> <involves the non-equivalence of prices and values, my conclusion
> <that Marx's chapter 5 argument (which insists, remember, that any
> <setting in which surplus value is appropriated is isomorphic to the
> <case of price-value equivalence) is invalid remains intact

Patrick asks:

> How precisely does capitalist exploitation take place without the
> capitalist mode of production?....

Marx is quite clear about this conclusion, and repeats it
emphatically throughout his historical work. The analytical answer
to Patrick's question is that "the capitalist mode of production"
involves subsumption of labor under capital, at least in the formal
sense, but subsumption is not required as a matter of definition for
capitalist exploitation to exist. The latter only requires that
capitalists appropriate surplus value from value producers via some
circuit of capital. Marx argues that this occurs in the cases of
usury and merchant's capital, when extended to small producers.

In a mini-exchange with Jim Devine on PEN-L about a year ago I gave a
set of citations from Marx's work corroborating his belief that
capitalist exploitation historically arose without the capitalist
mode of production. Thanks to Alan Freeman I've since found a whole
new layer of Marx's writing which supports this conclusion and offers
supplementary material.

A sampling: From the Economic Manuscript of 1861-1863 (COLLECTED
WORKS, Vol. 34, pp. 118-120):

[Under usury] labour is not yet formally subsumed under capital. It
*does not employ the ryot as labourer*; he is not a wage labourer,
any more than the usurer who employs him is an industrial
capitalist....And yet the usurer appropriates not only the whole of
the the surplus value created by the ryot, i.e. all the surplus
produce over and above the means of subsistence necessary for his
reproduction, but he also takes away from him part of the latter...
The usurer functions as a capitalist in so far as the valorization of
his capital occurs *directly* through the appropriation of alien
labour...[it] combines together capitalist exploitation without a
capitalist mode of production...

Marx subsequently adds: "...What we have said of usurers' capital is
true of merchants' capital."

Capital, Vol. III, p. 732: "Usurer's capital has capital's mode of
exploitation without its mode of production."

Grundrisse, p. 853: "What takes place [with usury] is exploitation
by capital without the mode of production of capital."

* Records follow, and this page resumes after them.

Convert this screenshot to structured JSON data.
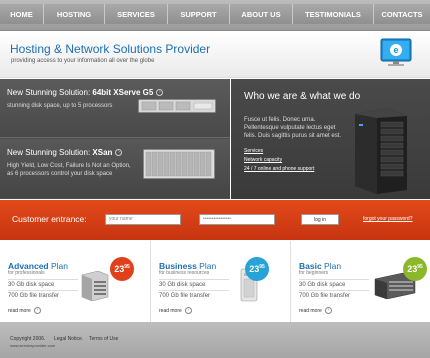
{
  "nav": {
    "items": [
      "HOME",
      "HOSTING",
      "SERVICES",
      "SUPPORT",
      "ABOUT US",
      "TESTIMONIALS",
      "CONTACTS"
    ]
  },
  "header": {
    "title": "Hosting & Network Solutions Provider",
    "slogan": "providing access to your information all over the globe"
  },
  "promos": [
    {
      "title_prefix": "New Stunning Solution: ",
      "title_bold": "64bit XServe G5",
      "text": "stunning disk space, up to 5 processors"
    },
    {
      "title_prefix": "New Stunning Solution: ",
      "title_bold": "XSan",
      "text": "High Yield, Low Cost, Failure Is Not an Option, as 6 processors control your disk space"
    }
  ],
  "about": {
    "title": "Who we are & what we do",
    "text": "Fusce ut felis. Donec urna. Pellentesque vulputate lectus eget felis. Duis sagittis purus sit amet est.",
    "links": [
      "Services",
      "Network capacity",
      "24 / 7 online and phone support"
    ]
  },
  "login": {
    "label": "Customer entrance:",
    "username_value": "your name",
    "password_value": "••••••••••••••••",
    "button": "log in",
    "forgot": "forgot your password?"
  },
  "plans": [
    {
      "name": "Advanced",
      "word": " Plan",
      "sub": "for professionals",
      "disk": "30 Gb disk space",
      "transfer": "700 Gb file transfer",
      "more": "read more",
      "price": "23",
      "cents": "95",
      "color": "#e0401a"
    },
    {
      "name": "Business",
      "word": " Plan",
      "sub": "for business resources",
      "disk": "30 Gb disk space",
      "transfer": "700 Gb file transfer",
      "more": "read more",
      "price": "23",
      "cents": "95",
      "color": "#27a3d8"
    },
    {
      "name": "Basic",
      "word": " Plan",
      "sub": "for beginners",
      "disk": "30 Gb disk space",
      "transfer": "700 Gb file transfer",
      "more": "read more",
      "price": "23",
      "cents": "95",
      "color": "#8ab82a"
    }
  ],
  "footer": {
    "copyright": "Copyright 2006.",
    "legal": "Legal Notice.",
    "terms": "Terms of Use",
    "domain": "www.serviceprovider.com"
  },
  "colors": {
    "accent": "#1d6fb0",
    "login_bar": "#d23c14"
  }
}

One finds parallel and supplementary passages in Capital Vol. I, the
Resultate, and Theories of Surplus Value Part III, in addition to the
sources listed above.